Both USF recipients worked with the university’s Office of National Scholarships to
apply for the award.
“We are so proud of Sarah and Samuel and their commitment to public service,” says
Judy Genshaft Endowed Honors Dean and President of USF’s PBK Chapter, Charles Adams.
“Their impressive achievements and ambitious goals embody the mission of Phi Beta
Kappa to champion learning in the liberal arts and sciences and freedom of thought.
I look forward to seeing the remarkable things they’ll do next.”
The complete list of 2021 Scholars includes:
John Boland, University of Notre Dame Malina Brannen, Georgetown University Max Chayet, Williams College Gabrielle Crooks, Stanford University Jacob Feuerstein, Bucknell University Sarah Glaser, University of South Florida Sydney Gray, Yale University Joseph Hartung, University of Kansas Jaeger Held, Gettysburg College Michael Hernandez, University of Connecticut Raziya Hillery, Butler University Wren King, West Virginia University Kassandra Le-Huynh, University of Tulsa Isabel Lopez, Rhodes College Karishma Muthukumar, University of California-Irvine Nazm Rahat, Millsaps College Sujay Ratna, Rutgers University- New Brunswick Samuel Rechek, University of South Florida Khaylah Scott, Millsaps College Isha Yardi, University of Maryland-College Park
For more information about the scholarship and links to individual biographies of
the recipients, please visit pbk.org/KeyintoPublicService.
Founded on Dec. 5, 1776, The Phi Beta Kappa Society is the nation's most prestigious
academic honor society. It has chapters at 290 colleges and universities in the United
States, nearly 50 alumni associations, and more than half a million members worldwide.
Noteworthy members include 17 U.S. Presidents, 41 U.S. Supreme Court Justices and
more than 140 Nobel Laureates. The mission of The Phi Beta Kappa Society is to champion
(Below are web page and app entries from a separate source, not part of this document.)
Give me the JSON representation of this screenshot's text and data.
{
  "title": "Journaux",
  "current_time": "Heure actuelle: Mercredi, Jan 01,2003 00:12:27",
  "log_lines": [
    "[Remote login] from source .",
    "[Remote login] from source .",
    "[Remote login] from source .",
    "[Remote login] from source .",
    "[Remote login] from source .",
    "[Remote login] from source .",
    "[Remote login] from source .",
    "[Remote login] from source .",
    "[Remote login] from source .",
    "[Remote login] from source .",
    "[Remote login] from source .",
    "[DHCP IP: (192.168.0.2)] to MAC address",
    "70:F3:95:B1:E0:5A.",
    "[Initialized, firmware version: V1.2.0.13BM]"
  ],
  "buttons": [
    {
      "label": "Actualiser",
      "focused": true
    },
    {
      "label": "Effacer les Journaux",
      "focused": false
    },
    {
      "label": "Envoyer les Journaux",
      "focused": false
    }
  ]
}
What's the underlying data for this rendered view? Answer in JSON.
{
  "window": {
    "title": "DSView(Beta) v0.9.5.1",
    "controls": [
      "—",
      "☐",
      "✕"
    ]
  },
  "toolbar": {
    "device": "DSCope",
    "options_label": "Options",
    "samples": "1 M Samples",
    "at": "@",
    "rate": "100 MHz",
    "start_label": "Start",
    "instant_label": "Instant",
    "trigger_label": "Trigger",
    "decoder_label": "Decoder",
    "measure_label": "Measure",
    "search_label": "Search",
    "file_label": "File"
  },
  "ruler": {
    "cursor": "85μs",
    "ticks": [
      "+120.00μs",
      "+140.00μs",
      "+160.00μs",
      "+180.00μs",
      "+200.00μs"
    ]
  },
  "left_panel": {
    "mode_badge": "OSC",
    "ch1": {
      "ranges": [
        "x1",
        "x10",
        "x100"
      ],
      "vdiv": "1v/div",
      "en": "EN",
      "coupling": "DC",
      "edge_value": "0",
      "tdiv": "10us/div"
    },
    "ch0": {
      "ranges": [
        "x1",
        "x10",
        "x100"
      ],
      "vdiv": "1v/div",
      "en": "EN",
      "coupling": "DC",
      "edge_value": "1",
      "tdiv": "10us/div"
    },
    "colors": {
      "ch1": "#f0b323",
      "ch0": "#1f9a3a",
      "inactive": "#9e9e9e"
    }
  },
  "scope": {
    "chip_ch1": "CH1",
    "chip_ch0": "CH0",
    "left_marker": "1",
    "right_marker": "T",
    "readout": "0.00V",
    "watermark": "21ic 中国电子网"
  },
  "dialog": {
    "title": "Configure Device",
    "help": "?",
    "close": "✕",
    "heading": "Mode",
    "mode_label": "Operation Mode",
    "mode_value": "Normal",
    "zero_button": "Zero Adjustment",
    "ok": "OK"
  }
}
education in the liberal arts and sciences, foster freedom of thought, and recognize
academic excellence. For more information, visit www.pbk.org.